Exercise:
Across all the entries below, count each line that holds "content" and report the figure only.

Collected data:
* * * * *

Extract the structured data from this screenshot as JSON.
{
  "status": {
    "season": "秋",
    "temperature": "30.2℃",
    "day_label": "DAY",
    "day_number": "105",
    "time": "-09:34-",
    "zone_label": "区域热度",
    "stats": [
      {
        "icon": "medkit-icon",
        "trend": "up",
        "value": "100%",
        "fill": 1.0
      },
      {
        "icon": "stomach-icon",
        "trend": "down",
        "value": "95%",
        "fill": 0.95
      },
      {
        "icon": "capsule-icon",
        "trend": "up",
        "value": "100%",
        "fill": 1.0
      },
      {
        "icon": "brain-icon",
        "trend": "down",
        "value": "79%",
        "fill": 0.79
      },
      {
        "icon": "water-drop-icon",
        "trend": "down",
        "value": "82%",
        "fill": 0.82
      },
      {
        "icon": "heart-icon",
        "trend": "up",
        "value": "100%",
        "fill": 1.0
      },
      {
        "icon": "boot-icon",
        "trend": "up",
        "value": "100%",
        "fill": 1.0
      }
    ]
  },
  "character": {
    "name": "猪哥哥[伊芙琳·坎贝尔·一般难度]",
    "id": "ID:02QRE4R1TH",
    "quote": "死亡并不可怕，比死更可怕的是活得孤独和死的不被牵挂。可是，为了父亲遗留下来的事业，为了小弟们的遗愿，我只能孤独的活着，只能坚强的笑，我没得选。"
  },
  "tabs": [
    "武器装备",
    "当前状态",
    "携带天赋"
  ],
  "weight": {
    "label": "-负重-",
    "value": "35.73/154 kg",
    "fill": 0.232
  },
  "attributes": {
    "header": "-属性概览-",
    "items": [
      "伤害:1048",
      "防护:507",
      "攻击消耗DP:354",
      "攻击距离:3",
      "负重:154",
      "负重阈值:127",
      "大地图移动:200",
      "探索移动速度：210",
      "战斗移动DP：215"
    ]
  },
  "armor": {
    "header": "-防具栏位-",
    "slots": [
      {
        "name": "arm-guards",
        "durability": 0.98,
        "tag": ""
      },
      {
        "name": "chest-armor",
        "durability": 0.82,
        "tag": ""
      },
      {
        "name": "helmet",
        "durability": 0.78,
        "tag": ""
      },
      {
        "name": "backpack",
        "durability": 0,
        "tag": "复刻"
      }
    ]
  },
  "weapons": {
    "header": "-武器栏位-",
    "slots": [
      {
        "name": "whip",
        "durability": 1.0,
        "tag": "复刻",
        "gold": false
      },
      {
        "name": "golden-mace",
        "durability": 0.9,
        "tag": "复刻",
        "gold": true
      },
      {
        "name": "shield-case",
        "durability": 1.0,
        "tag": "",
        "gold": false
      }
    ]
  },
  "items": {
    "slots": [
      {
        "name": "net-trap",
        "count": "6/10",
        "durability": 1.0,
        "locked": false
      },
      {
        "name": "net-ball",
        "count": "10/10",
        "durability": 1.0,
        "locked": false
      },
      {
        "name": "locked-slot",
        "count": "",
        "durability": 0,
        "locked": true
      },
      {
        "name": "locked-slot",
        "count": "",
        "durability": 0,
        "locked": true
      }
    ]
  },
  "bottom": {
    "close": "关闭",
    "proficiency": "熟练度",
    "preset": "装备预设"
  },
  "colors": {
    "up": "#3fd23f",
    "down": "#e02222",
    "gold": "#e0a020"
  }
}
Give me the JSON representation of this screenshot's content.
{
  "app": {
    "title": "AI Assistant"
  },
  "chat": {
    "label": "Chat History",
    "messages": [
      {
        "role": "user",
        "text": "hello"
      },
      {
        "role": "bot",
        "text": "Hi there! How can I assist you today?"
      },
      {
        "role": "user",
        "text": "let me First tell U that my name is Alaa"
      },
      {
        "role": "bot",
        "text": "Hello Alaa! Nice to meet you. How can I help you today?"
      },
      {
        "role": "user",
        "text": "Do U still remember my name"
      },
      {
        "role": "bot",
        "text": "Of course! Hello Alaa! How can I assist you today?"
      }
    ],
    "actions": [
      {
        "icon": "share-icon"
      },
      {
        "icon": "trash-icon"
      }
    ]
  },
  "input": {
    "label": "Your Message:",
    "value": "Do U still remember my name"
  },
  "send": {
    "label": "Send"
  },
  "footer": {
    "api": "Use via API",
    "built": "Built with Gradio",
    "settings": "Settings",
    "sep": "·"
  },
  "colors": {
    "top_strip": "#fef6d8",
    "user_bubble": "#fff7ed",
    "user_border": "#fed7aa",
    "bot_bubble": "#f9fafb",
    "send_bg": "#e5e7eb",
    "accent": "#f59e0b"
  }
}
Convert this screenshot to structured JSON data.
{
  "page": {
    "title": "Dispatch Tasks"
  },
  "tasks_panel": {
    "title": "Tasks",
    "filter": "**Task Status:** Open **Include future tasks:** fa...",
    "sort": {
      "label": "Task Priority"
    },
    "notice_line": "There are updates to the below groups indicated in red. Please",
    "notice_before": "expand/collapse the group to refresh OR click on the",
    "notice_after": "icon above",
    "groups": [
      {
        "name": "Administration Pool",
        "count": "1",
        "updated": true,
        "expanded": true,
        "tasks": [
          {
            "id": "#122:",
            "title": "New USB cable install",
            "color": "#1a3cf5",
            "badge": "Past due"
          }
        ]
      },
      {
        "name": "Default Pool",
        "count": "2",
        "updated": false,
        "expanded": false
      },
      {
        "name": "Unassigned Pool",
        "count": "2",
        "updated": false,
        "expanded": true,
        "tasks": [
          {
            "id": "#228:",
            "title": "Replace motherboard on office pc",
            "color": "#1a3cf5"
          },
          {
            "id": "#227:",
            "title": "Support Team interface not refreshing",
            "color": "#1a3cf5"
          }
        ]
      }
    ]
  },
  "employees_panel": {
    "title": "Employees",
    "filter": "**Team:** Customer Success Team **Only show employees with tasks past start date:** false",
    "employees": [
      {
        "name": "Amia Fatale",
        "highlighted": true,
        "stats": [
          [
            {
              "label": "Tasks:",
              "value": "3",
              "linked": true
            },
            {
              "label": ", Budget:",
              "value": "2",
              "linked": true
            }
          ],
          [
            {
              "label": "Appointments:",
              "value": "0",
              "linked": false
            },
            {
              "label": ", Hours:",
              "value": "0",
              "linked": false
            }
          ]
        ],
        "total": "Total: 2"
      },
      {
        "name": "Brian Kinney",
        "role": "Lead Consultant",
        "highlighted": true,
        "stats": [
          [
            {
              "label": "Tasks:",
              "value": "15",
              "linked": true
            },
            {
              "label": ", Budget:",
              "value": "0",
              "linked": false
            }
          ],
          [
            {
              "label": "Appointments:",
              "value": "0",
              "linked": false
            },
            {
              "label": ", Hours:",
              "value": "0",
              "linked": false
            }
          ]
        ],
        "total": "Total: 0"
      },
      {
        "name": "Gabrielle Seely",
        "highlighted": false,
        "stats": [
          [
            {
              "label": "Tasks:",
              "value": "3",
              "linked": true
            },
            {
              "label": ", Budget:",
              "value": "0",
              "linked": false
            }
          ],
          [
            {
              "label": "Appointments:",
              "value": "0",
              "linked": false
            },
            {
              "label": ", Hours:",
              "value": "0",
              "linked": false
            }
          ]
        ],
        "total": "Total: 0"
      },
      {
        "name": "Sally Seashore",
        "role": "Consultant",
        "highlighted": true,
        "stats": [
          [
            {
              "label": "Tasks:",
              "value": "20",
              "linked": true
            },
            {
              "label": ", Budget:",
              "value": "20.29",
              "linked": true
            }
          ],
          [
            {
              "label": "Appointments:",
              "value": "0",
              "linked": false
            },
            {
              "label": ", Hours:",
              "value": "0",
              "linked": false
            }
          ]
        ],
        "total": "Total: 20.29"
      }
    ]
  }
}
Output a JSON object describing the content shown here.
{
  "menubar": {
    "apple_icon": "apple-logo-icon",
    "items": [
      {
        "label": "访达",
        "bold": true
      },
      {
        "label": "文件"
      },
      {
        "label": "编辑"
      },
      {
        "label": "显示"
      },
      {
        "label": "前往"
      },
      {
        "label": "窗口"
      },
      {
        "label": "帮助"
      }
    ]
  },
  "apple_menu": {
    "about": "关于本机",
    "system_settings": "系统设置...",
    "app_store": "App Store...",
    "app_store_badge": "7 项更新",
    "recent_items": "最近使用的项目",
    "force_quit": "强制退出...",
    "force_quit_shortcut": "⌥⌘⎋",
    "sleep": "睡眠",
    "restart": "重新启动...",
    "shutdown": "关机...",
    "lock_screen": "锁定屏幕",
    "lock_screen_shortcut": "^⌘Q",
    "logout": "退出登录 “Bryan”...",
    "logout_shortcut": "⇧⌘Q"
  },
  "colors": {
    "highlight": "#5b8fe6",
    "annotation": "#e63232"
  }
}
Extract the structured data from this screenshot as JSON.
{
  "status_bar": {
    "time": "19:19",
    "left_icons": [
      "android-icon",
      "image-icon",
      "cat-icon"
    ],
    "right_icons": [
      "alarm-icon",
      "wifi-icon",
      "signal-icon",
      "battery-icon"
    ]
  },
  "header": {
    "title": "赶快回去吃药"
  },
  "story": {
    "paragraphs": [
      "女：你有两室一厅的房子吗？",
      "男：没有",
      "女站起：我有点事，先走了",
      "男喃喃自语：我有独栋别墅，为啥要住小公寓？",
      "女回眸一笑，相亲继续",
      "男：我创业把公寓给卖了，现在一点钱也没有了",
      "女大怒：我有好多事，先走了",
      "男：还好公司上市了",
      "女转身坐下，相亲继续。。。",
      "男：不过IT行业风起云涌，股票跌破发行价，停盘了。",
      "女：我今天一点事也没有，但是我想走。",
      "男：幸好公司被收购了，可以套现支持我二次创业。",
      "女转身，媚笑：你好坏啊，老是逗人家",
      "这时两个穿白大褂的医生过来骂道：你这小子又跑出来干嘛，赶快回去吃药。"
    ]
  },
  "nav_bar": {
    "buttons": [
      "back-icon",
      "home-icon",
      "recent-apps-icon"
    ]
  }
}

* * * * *

Solution for this problem:
2